Scottish salmon leaps into Chinese markets
China is to open its kitchens to Scottish salmon, it has emerged.
In an agreement between the Scottish and Chinese governments, exports are to be allowed into the Asian giant's market for the first time.
The move for AQSIQ, a Chinese food safety agency, to approve a range of products is being seen as a big boost to Scotland's fish farming industry.
It already supports 6,000 jobs in Scotland, worth £500m to the economy, with exports worth nearly £300m.
The Chinese demand for salmon and salmon products is already very large, at more than 150% of total Scottish output.
Its demand for Atlantic salmon is expanding fast, up by 42% in 2009 to 8000 tonnes.
For more than two decades, much of that has come from Norway, which last October celebrated the export of its ten millionth salmon to China.
However, relations between the Chinese and Norwegian governments have chilled since the Nobel peace prize was awarded in Oslo to jailed dissident Liu Xiaobo.
End Quote First Minister Alex Salmond
Even if 1% of the people of China decide to take the opportunity to eat Scottish salmon, then we'll have to double production in Scotland”
Scottish fisheries minister Richard Lochhead said: "This is a very welcome announcement from China that will boost sales of a top quality and sought after Scottish seafood product.
"It will further strengthen an already successful business sector which has positively weathered the economic downturn.
"Last year alone, 234 new jobs were created in the salmon industry and £29.5m of capital was invested in 2009."
First Minister Alex Salmond also welcomed the agreement, following his meeting with China's deputy prime minister, Li Keqiang.
He said: "It's great news. It's something that was confirmed to me by Vice-Premier Li, in our talks on Sunday and that is that the Chinese market is open for Scottish salmon.
"And as the vice-premier was pointing out as he enjoyed our marvellous product, he was pointing out that even if 1% of the people of China decide to take the opportunity to eat Scottish salmon, then we'll have to double production in Scotland."
Phil Thomas, chairman of the Scottish Salmon Producers Association said the new market followed investment, helping "to ensure a bright future for a sector that is vital to the Scottish economy".

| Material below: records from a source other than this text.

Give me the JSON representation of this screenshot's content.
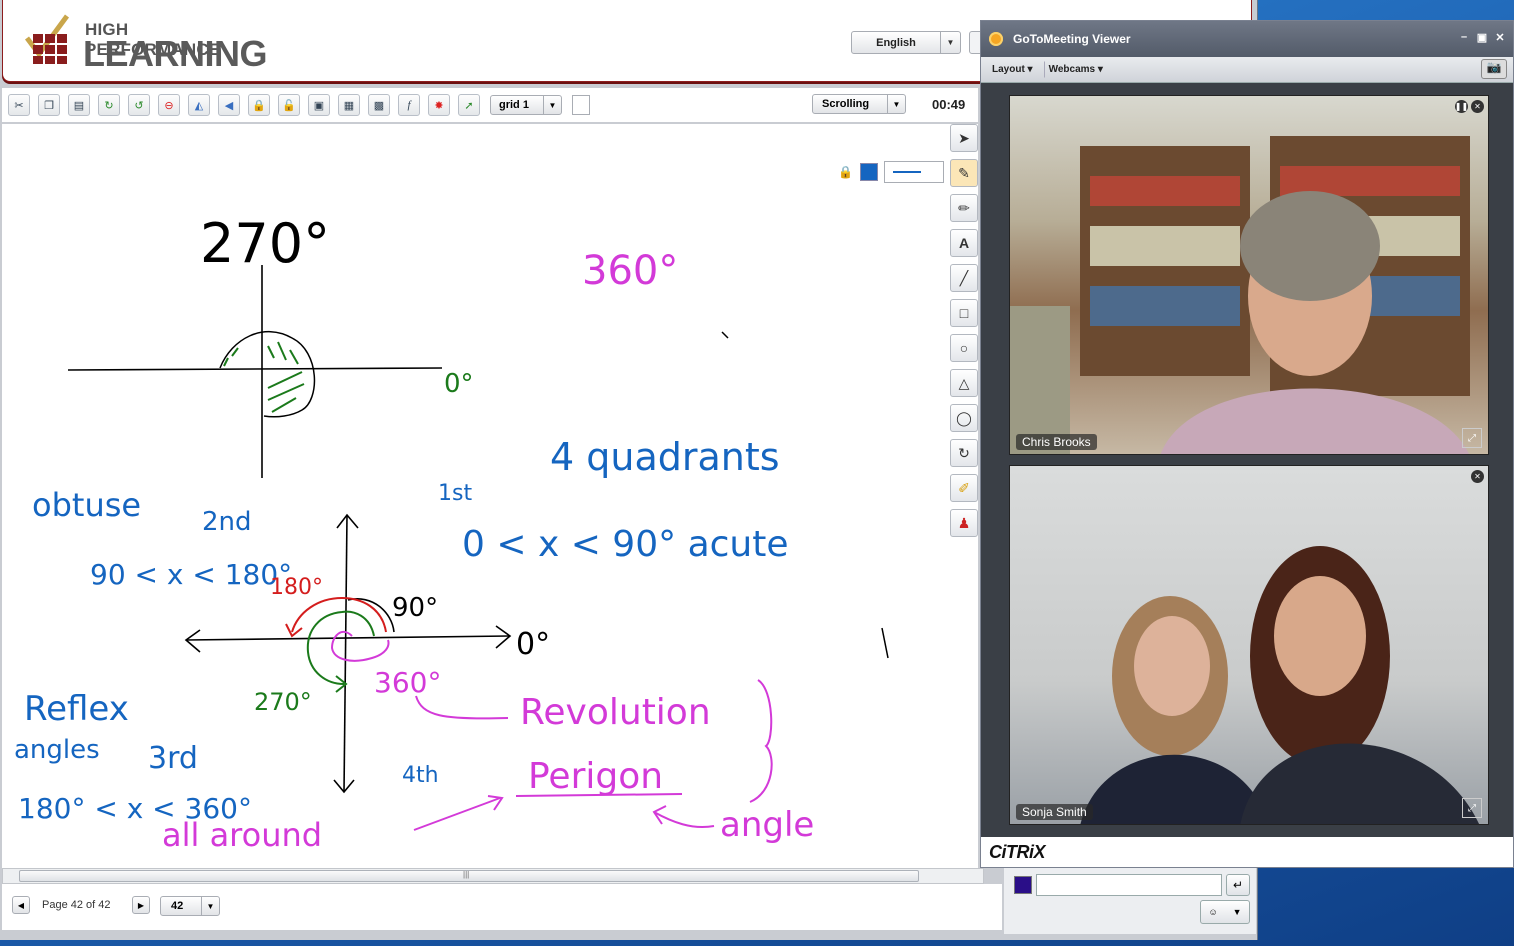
{
  "app": {
    "logo_top": "HIGH PERFORMANCE",
    "logo_bottom": "LEARNING",
    "language": "English"
  },
  "toolbar": {
    "icons": [
      "scissors-icon",
      "copy-icon",
      "paste-icon",
      "redo-icon",
      "refresh-icon",
      "stop-icon",
      "mirror-icon",
      "arrow-left-icon",
      "lock-icon",
      "lock-all-icon",
      "page-icon",
      "page-copy-icon",
      "screen-capture-icon",
      "formula-icon",
      "shapes-icon",
      "select-green-icon"
    ],
    "grid_value": "grid 1",
    "scroll_mode": "Scrolling",
    "timer": "00:49"
  },
  "right_tools": [
    "select-icon",
    "pen-icon",
    "pencil-icon",
    "text-icon",
    "line-icon",
    "rectangle-icon",
    "circle-icon",
    "triangle-icon",
    "ellipse-icon",
    "rotate-icon",
    "highlighter-icon",
    "stamp-icon"
  ],
  "pen": {
    "color": "#1565c0"
  },
  "whiteboard": {
    "t270": "270°",
    "t0top": "0°",
    "t360top": "360°",
    "quadrants": "4 quadrants",
    "first": "1st",
    "acute": "0 < x < 90° acute",
    "obtuse": "obtuse",
    "second": "2nd",
    "obtuse_range": "90 < x < 180°",
    "t180": "180°",
    "t90": "90°",
    "t0right": "0°",
    "t270b": "270°",
    "t360b": "360°",
    "reflex": "Reflex",
    "angles": "angles",
    "third": "3rd",
    "reflex_range": "180° < x < 360°",
    "fourth": "4th",
    "revolution": "Revolution",
    "perigon": "Perigon",
    "angle": "angle",
    "all_around": "all around"
  },
  "footer": {
    "page_label": "Page 42 of 42",
    "page_value": "42"
  },
  "viewer": {
    "title": "GoToMeeting Viewer",
    "menu_layout": "Layout",
    "menu_webcams": "Webcams",
    "cam1_name": "Chris Brooks",
    "cam2_name": "Sonja Smith",
    "brand": "CiTRiX",
    "chat_color": "#2a0e88"
  }
}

Jim Gallagher, of Scottish Sea Farms Ltd, added: "China is a major potential market with a significant number of discerning customers who I believe will appreciate the premium quality of our Scottish salmon.
"This new export opportunity is a welcome addition to the global markets in which we operate."
The salmon trade agreement follows announcements earlier in the week.
China agreed that two giant pandas will be leased for ten years to Edinburgh zoo, and PetroChina is to buy a half share in the Grangemouth refinery from current owner Ineos, while China is to gain Scottish technology in petro-chemicals and renewable energy.